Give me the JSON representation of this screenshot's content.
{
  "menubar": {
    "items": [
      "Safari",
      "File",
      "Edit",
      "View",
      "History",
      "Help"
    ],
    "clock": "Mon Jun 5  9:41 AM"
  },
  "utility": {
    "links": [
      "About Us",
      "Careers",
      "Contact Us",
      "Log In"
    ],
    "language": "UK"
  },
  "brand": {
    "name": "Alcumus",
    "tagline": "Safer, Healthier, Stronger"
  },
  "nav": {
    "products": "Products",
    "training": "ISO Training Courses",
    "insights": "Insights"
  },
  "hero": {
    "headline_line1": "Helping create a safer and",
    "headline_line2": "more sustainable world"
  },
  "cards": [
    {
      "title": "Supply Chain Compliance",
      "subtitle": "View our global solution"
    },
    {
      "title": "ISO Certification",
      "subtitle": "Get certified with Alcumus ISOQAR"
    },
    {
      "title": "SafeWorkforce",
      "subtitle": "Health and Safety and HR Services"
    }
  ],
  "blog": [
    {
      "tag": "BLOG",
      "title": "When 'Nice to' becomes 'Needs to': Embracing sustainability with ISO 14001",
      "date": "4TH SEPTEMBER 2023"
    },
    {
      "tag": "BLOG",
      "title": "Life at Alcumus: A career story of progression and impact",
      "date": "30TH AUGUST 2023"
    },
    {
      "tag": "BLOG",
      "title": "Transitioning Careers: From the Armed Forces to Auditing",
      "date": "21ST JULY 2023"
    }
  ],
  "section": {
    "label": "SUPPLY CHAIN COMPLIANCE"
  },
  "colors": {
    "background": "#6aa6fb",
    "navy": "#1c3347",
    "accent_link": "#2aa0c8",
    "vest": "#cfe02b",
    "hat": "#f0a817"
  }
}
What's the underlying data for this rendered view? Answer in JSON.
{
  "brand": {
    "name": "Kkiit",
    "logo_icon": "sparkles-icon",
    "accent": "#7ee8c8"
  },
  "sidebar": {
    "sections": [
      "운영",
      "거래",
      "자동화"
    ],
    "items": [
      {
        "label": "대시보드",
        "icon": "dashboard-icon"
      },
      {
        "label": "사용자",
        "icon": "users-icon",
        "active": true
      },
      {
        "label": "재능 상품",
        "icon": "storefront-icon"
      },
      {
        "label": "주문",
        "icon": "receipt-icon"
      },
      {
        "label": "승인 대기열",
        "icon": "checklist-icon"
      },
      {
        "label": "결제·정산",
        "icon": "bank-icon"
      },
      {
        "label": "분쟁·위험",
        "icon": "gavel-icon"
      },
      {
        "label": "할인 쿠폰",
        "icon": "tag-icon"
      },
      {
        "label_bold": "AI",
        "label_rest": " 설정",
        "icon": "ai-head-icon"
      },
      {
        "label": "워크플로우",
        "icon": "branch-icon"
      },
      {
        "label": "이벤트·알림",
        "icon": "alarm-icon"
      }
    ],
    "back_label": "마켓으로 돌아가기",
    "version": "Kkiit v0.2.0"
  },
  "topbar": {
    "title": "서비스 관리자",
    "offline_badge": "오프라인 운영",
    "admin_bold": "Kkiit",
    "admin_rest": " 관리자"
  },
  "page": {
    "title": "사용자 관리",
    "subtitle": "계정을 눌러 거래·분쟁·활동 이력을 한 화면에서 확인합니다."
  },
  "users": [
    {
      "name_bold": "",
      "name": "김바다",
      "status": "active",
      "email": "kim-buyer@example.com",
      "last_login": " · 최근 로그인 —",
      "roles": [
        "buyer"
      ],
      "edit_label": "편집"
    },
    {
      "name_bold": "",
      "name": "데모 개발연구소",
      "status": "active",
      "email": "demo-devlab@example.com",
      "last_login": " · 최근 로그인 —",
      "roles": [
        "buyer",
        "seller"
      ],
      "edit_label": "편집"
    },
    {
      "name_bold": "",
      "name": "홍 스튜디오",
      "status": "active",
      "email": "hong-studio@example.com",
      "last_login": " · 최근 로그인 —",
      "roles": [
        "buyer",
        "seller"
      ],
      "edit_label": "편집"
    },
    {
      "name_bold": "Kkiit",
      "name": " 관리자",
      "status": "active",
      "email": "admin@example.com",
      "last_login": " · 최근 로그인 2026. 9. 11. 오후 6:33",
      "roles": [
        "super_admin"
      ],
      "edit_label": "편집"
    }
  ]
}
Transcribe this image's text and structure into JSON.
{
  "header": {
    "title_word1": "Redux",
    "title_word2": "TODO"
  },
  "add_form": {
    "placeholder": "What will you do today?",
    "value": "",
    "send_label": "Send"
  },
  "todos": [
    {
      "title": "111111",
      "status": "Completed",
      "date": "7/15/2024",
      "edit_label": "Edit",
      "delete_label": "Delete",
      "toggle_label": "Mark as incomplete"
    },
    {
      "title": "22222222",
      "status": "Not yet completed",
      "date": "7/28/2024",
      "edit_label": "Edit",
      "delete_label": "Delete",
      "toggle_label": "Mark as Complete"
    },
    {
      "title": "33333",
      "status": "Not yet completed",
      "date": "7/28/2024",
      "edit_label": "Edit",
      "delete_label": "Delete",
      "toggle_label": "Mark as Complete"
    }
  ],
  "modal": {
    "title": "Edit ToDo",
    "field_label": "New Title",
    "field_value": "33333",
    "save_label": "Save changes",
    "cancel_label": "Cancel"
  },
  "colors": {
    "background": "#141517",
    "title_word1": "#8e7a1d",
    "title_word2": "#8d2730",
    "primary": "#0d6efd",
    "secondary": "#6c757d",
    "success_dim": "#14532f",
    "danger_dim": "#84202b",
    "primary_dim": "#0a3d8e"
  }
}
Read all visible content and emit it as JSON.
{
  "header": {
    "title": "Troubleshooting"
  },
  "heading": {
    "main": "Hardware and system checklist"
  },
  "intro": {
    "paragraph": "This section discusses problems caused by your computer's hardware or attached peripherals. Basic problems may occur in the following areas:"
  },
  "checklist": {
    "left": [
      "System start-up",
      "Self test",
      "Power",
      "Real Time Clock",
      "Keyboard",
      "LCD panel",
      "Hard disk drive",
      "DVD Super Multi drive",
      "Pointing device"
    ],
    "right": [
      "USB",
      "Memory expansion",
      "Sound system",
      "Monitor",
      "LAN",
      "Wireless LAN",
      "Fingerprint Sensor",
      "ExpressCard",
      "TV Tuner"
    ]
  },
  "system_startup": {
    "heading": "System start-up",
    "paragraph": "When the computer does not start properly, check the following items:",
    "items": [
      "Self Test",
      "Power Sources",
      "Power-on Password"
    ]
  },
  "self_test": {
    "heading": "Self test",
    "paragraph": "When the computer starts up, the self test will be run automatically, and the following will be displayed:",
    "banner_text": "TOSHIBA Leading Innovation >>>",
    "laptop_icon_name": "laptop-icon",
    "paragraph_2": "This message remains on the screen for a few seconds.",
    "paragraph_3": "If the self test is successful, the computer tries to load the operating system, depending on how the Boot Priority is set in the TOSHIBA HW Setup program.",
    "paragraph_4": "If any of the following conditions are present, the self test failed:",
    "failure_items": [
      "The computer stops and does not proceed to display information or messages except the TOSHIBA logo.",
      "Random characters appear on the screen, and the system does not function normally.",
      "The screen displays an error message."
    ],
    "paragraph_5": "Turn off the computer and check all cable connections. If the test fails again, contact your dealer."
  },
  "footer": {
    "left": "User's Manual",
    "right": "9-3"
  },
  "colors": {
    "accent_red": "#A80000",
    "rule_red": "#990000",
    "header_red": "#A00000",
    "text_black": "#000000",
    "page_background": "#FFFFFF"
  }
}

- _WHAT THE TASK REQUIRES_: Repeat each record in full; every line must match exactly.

- _WRITTEN RESPONSE_:
Give me the JSON representation of this screenshot's content.
{
  "menubar": {
    "items": [
      "Safari",
      "File",
      "Edit",
      "View",
      "History",
      "Help"
    ],
    "clock": "Mon Jun 5  9:41 AM"
  },
  "utility": {
    "links": [
      "About Us",
      "Careers",
      "Contact Us",
      "Log In"
    ],
    "language": "UK"
  },
  "brand": {
    "name": "Alcumus",
    "tagline": "Safer, Healthier, Stronger"
  },
  "nav": {
    "products": "Products",
    "training": "ISO Training Courses",
    "insights": "Insights"
  },
  "hero": {
    "headline_line1": "Helping create a safer and",
    "headline_line2": "more sustainable world"
  },
  "cards": [
    {
      "title": "Supply Chain Compliance",
      "subtitle": "View our global solution"
    },
    {
      "title": "ISO Certification",
      "subtitle": "Get certified with Alcumus ISOQAR"
    },
    {
      "title": "SafeWorkforce",
      "subtitle": "Health and Safety and HR Services"
    }
  ],
  "blog": [
    {
      "tag": "BLOG",
      "title": "When 'Nice to' becomes 'Needs to': Embracing sustainability with ISO 14001",
      "date": "4TH SEPTEMBER 2023"
    },
    {
      "tag": "BLOG",
      "title": "Life at Alcumus: A career story of progression and impact",
      "date": "30TH AUGUST 2023"
    },
    {
      "tag": "BLOG",
      "title": "Transitioning Careers: From the Armed Forces to Auditing",
      "date": "21ST JULY 2023"
    }
  ],
  "section": {
    "label": "SUPPLY CHAIN COMPLIANCE"
  },
  "colors": {
    "background": "#6aa6fb",
    "navy": "#1c3347",
    "accent_link": "#2aa0c8",
    "vest": "#cfe02b",
    "hat": "#f0a817"
  }
}
What's the underlying data for this rendered view? Answer in JSON.
{
  "brand": {
    "name": "Kkiit",
    "logo_icon": "sparkles-icon",
    "accent": "#7ee8c8"
  },
  "sidebar": {
    "sections": [
      "운영",
      "거래",
      "자동화"
    ],
    "items": [
      {
        "label": "대시보드",
        "icon": "dashboard-icon"
      },
      {
        "label": "사용자",
        "icon": "users-icon",
        "active": true
      },
      {
        "label": "재능 상품",
        "icon": "storefront-icon"
      },
      {
        "label": "주문",
        "icon": "receipt-icon"
      },
      {
        "label": "승인 대기열",
        "icon": "checklist-icon"
      },
      {
        "label": "결제·정산",
        "icon": "bank-icon"
      },
      {
        "label": "분쟁·위험",
        "icon": "gavel-icon"
      },
      {
        "label": "할인 쿠폰",
        "icon": "tag-icon"
      },
      {
        "label_bold": "AI",
        "label_rest": " 설정",
        "icon": "ai-head-icon"
      },
      {
        "label": "워크플로우",
        "icon": "branch-icon"
      },
      {
        "label": "이벤트·알림",
        "icon": "alarm-icon"
      }
    ],
    "back_label": "마켓으로 돌아가기",
    "version": "Kkiit v0.2.0"
  },
  "topbar": {
    "title": "서비스 관리자",
    "offline_badge": "오프라인 운영",
    "admin_bold": "Kkiit",
    "admin_rest": " 관리자"
  },
  "page": {
    "title": "사용자 관리",
    "subtitle": "계정을 눌러 거래·분쟁·활동 이력을 한 화면에서 확인합니다."
  },
  "users": [
    {
      "name_bold": "",
      "name": "김바다",
      "status": "active",
      "email": "kim-buyer@example.com",
      "last_login": " · 최근 로그인 —",
      "roles": [
        "buyer"
      ],
      "edit_label": "편집"
    },
    {
      "name_bold": "",
      "name": "데모 개발연구소",
      "status": "active",
      "email": "demo-devlab@example.com",
      "last_login": " · 최근 로그인 —",
      "roles": [
        "buyer",
        "seller"
      ],
      "edit_label": "편집"
    },
    {
      "name_bold": "",
      "name": "홍 스튜디오",
      "status": "active",
      "email": "hong-studio@example.com",
      "last_login": " · 최근 로그인 —",
      "roles": [
        "buyer",
        "seller"
      ],
      "edit_label": "편집"
    },
    {
      "name_bold": "Kkiit",
      "name": " 관리자",
      "status": "active",
      "email": "admin@example.com",
      "last_login": " · 최근 로그인 2026. 9. 11. 오후 6:33",
      "roles": [
        "super_admin"
      ],
      "edit_label": "편집"
    }
  ]
}
Transcribe this image's text and structure into JSON.
{
  "header": {
    "title_word1": "Redux",
    "title_word2": "TODO"
  },
  "add_form": {
    "placeholder": "What will you do today?",
    "value": "",
    "send_label": "Send"
  },
  "todos": [
    {
      "title": "111111",
      "status": "Completed",
      "date": "7/15/2024",
      "edit_label": "Edit",
      "delete_label": "Delete",
      "toggle_label": "Mark as incomplete"
    },
    {
      "title": "22222222",
      "status": "Not yet completed",
      "date": "7/28/2024",
      "edit_label": "Edit",
      "delete_label": "Delete",
      "toggle_label": "Mark as Complete"
    },
    {
      "title": "33333",
      "status": "Not yet completed",
      "date": "7/28/2024",
      "edit_label": "Edit",
      "delete_label": "Delete",
      "toggle_label": "Mark as Complete"
    }
  ],
  "modal": {
    "title": "Edit ToDo",
    "field_label": "New Title",
    "field_value": "33333",
    "save_label": "Save changes",
    "cancel_label": "Cancel"
  },
  "colors": {
    "background": "#141517",
    "title_word1": "#8e7a1d",
    "title_word2": "#8d2730",
    "primary": "#0d6efd",
    "secondary": "#6c757d",
    "success_dim": "#14532f",
    "danger_dim": "#84202b",
    "primary_dim": "#0a3d8e"
  }
}
Read all visible content and emit it as JSON.
{
  "header": {
    "title": "Troubleshooting"
  },
  "heading": {
    "main": "Hardware and system checklist"
  },
  "intro": {
    "paragraph": "This section discusses problems caused by your computer's hardware or attached peripherals. Basic problems may occur in the following areas:"
  },
  "checklist": {
    "left": [
      "System start-up",
      "Self test",
      "Power",
      "Real Time Clock",
      "Keyboard",
      "LCD panel",
      "Hard disk drive",
      "DVD Super Multi drive",
      "Pointing device"
    ],
    "right": [
      "USB",
      "Memory expansion",
      "Sound system",
      "Monitor",
      "LAN",
      "Wireless LAN",
      "Fingerprint Sensor",
      "ExpressCard",
      "TV Tuner"
    ]
  },
  "system_startup": {
    "heading": "System start-up",
    "paragraph": "When the computer does not start properly, check the following items:",
    "items": [
      "Self Test",
      "Power Sources",
      "Power-on Password"
    ]
  },
  "self_test": {
    "heading": "Self test",
    "paragraph": "When the computer starts up, the self test will be run automatically, and the following will be displayed:",
    "banner_text": "TOSHIBA Leading Innovation >>>",
    "laptop_icon_name": "laptop-icon",
    "paragraph_2": "This message remains on the screen for a few seconds.",
    "paragraph_3": "If the self test is successful, the computer tries to load the operating system, depending on how the Boot Priority is set in the TOSHIBA HW Setup program.",
    "paragraph_4": "If any of the following conditions are present, the self test failed:",
    "failure_items": [
      "The computer stops and does not proceed to display information or messages except the TOSHIBA logo.",
      "Random characters appear on the screen, and the system does not function normally.",
      "The screen displays an error message."
    ],
    "paragraph_5": "Turn off the computer and check all cable connections. If the test fails again, contact your dealer."
  },
  "footer": {
    "left": "User's Manual",
    "right": "9-3"
  },
  "colors": {
    "accent_red": "#A80000",
    "rule_red": "#990000",
    "header_red": "#A00000",
    "text_black": "#000000",
    "page_background": "#FFFFFF"
  }
}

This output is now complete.